ADSL arrives in Ireland
And we thought the Brits had it bad
Eircom has announced the launch of Ireland's first commercially available ADSL service. Branded "eircom i-stream", the incumbent Irish telco said it will invest more than €125 million (£77 million) over the next five years to fund the roll-out of the broadband service. The telco added that the service would initially be targeted at business and domestic users and should begin to be rolled out from the beginning of October in areas where exchanges have been upgraded.
The single user USB service costs €99 (£61) a month - about £20 a month more than similar services in the UK - with installation and hardware costs adding an extra €270 (£166) to the bill. Said Alfie Kane, Group Chief Exec, eircom plc: "There has been much speculation and anticipation for ADSL technology and we are confident that the announcement today delivers customers the very best service at what we believe is an competitive price."
However, eircom's announcement has drawn fire from lobbyists who claim the service is too expensive, is not available nation-wide and imposes usage restrictions. Said IrelandOffline vice chairman, David Long: "This service is aimed at business users and SMEs, not for people who work from home or want to use the Internet recreationally.
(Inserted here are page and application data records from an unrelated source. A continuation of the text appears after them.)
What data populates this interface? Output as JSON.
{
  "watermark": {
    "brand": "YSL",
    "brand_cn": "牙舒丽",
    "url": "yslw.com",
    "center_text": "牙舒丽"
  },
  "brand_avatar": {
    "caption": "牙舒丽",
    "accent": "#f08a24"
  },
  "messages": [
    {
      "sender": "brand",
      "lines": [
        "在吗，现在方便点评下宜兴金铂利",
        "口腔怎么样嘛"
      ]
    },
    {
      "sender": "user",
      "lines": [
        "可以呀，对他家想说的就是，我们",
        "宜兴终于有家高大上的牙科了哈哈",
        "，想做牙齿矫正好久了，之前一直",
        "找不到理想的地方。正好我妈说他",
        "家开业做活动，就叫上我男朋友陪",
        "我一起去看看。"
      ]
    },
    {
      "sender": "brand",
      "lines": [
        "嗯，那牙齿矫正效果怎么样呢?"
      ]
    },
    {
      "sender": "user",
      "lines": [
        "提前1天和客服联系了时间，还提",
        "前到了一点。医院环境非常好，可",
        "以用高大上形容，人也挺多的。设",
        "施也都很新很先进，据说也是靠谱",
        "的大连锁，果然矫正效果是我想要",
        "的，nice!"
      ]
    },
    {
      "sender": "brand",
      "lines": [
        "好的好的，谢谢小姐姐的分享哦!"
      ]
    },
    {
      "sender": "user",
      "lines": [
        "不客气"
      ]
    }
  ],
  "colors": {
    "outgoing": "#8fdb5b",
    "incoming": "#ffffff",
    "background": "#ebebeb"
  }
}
The lowest price a user can expect to pay to connect to ADSL is €369 with equipment and fees, and then €99 a month after that. This is not affordable for the majority of the country."
IrelandOffline also slammed the telco for imposing a 3 gigabyte-a-month usage limit on the service. Said Long: "To produce a cap on the amount of data that a user can transfer per month and charge those users more when they exceed that limit does not make this a competitive product, despite what Mr Kane says."
"Eircom needs to release a flat rate Internet access product that will give access to everyone for a low price which will stimulate Internet growth in the country," he said.
At a meeting to discuss the state of Net access in Ireland last month eircom execs said that 47 per cent of adults in Ireland have no interest in the Internet. Said Long: "The very fact that eircom has said publicly that there is no interest in the Internet in Ireland, and the price has been set so high, makes us ask the question: how do they expect the model to work?"